YOUNGSTOWN — Ursuline High School student Sophia Alleman recently found herself on the right side of history.
Alleman competed in the National History Day contest on June 14-20, and was awarded second place and honored with the Next Generation Angels Award for excellence in historical filmmaking.
The competition took place virtually due to the COVID-19 pandemic.
Alleman joined more than half a million students globally who completed projects in one of five categories: documentary, exhibit, paper, performance or website.
She created a documentary project titled “FDR and REA: Bringing Light and Power to Rural America.” Her documentary will be made available on the National History Day website and on filmmaker Ken Burns' website.
After completing a project, students competed in a series of contests beginning at the local level.
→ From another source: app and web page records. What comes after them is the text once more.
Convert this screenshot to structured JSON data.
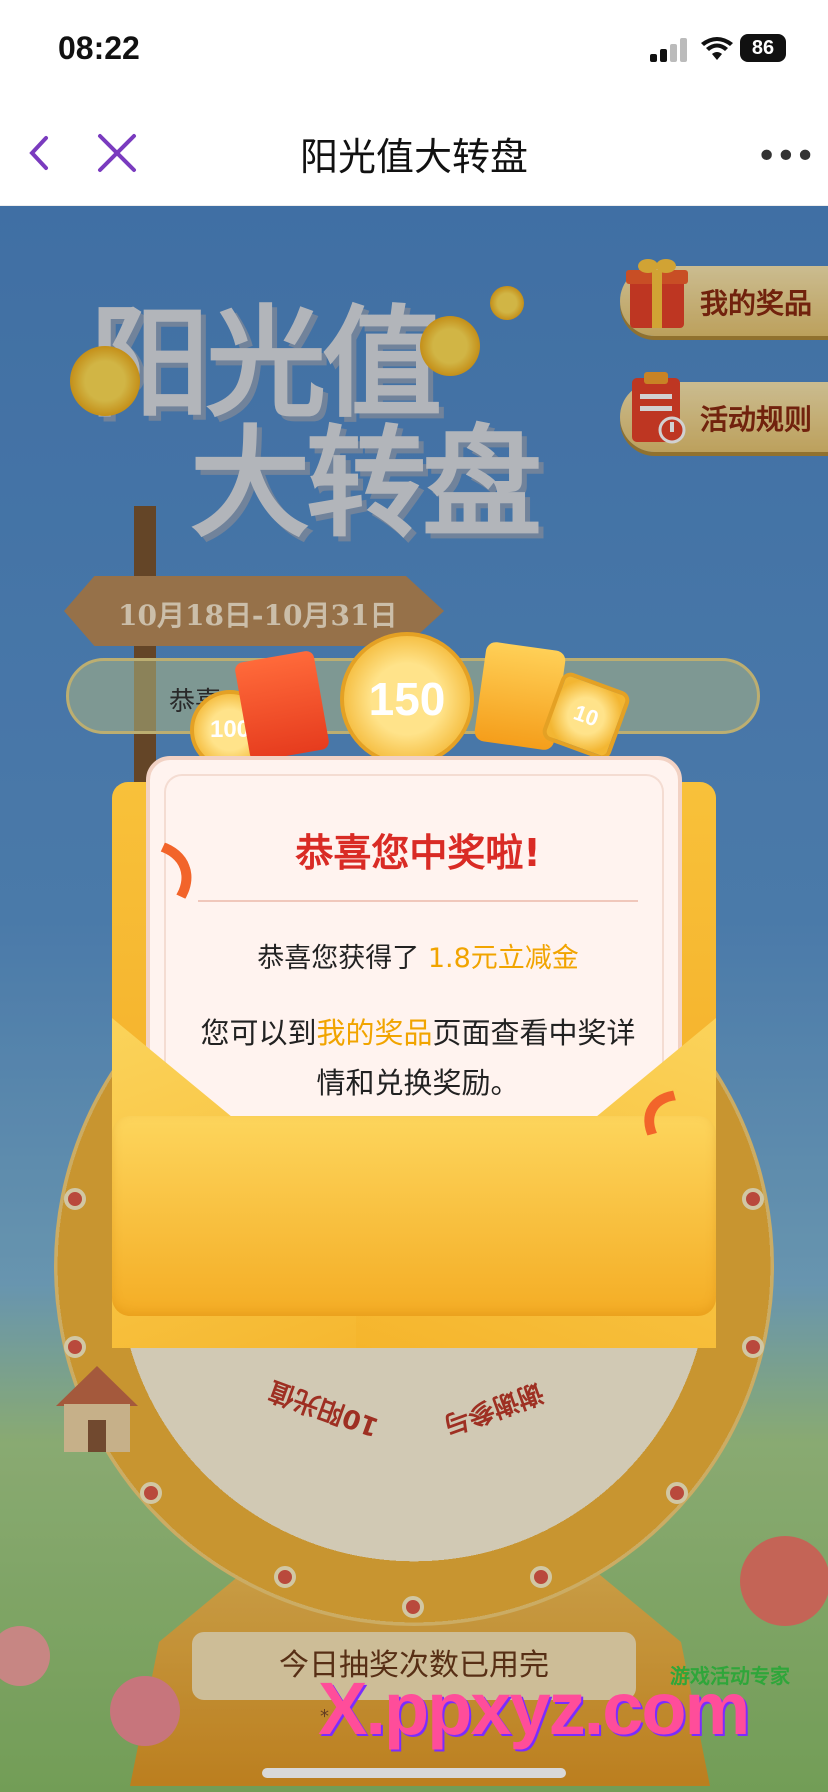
{
  "status_bar": {
    "time": "08:22",
    "battery": "86"
  },
  "nav": {
    "title": "阳光值大转盘"
  },
  "hero": {
    "title_part1": "阳光值",
    "title_part2": "大转盘",
    "date_range": "10月18日-10月31日",
    "notice_prefix": "恭喜"
  },
  "side_buttons": [
    {
      "label": "我的奖品"
    },
    {
      "label": "活动规则"
    }
  ],
  "prize_pile": {
    "coin_big": "150",
    "coin_small": "100",
    "ticket": "10"
  },
  "wheel": {
    "segments": [
      "10阳光值",
      "谢谢参与"
    ]
  },
  "modal": {
    "title": "恭喜您中奖啦!",
    "prize_prefix": "恭喜您获得了 ",
    "prize_value": "1.8元立减金",
    "detail_prefix": "您可以到",
    "detail_link": "我的奖品",
    "detail_suffix": "页面查看中奖详",
    "detail_line2": "情和兑换奖励。"
  },
  "draw_status": "今日抽奖次数已用完",
  "watermark": {
    "main": "X.ppxyz.com",
    "small": "游戏活动专家"
  },
  "colors": {
    "accent": "#d92b25",
    "highlight": "#f1a400",
    "envelope": "#f5b52c",
    "sky": "#5b95cf"
  }
}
The top students from all 50 states; Washington, D.C.; U.S. territories; and international schools were invited to compete in the national contest.
“To make it to the national contest in a normal year is a remarkable achievement,” NHD Executive Director Dr. Cathy Gorn said in a news release. “Given the added challenges facing students because of the coronavirus and nationwide school closures, I am even more impressed by what they have done this year.”
More than 300 historians and education professionals served as judges for the students’ work, and as with all other aspects of the contest this year, the judging was conducted remotely online.
More than 100 students from across the country were awarded cash prizes between $500 and $2,000 each for their work in particular judging categories.